3813. Pilgrimage In Ship Weighing Uncertainty



Manuela Bucci, Colin MacFarlane: 3813. Pilgrimage In Ship Weighing Uncertainty. 2024.



Apart from cargo, a vessel’s deadweight is substantially made by the weight of liquids onboard. Modern ships and offshore rigs might have sounding pipes for taking manual measurements, but at least one system of level gauges with remote feedback to a control room is the system which the crew believes most – perhaps swayed by the fact that it is easiest for them.
In using ballast water to generate inclining moment during an inclining experiment, it is believed that uncertainties in the inclining moment are negligible. Also, by fully filling or completely emptying the tanks, it is believed that the uncertainty in the weight of the liquids onboard is minimised. But what if the pressed-up tanks show an inexplicable drop in level over the duration of the experiment?
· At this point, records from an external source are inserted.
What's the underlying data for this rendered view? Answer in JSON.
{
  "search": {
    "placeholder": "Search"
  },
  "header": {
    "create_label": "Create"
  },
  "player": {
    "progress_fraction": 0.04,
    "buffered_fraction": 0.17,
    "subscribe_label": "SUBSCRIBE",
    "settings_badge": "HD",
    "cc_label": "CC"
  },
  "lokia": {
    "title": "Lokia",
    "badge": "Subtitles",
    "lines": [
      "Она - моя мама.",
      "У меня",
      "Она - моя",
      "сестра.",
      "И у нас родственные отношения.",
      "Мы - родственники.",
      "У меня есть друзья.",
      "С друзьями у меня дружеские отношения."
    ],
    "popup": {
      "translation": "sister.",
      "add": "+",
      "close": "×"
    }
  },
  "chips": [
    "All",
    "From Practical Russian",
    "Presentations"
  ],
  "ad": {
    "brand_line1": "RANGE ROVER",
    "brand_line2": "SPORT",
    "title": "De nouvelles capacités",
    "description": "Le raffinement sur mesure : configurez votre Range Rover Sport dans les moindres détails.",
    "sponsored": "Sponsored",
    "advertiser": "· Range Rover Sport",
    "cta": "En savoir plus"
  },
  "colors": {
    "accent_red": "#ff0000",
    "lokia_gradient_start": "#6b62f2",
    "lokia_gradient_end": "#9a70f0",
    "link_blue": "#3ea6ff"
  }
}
Can several tens of tonnes of water really disappear with all valves closed and no overflow?
Or what if tanks that are filled and not changed for several days are measured to find a level that changes with the weather and the external atmospheric pressure?
Or, finally, what if during an inclining test the level measured in a tank exceeds the known height of the tank?
Maybe we have been jinxed with a series of unlucky lightship surveys and inclining experiments or perhaps it is because we always get asked to look into the most ‘interesting’ problems, but our recent research of the correct tank contents became a pilgrimage where we visited some less obvious and sometimes unlikely sources of uncertainties.
Whatever the reason, this paper provides an insight into adventurous post-processing of inclining experiment measurements to achieve acceptable uncertainty in the results.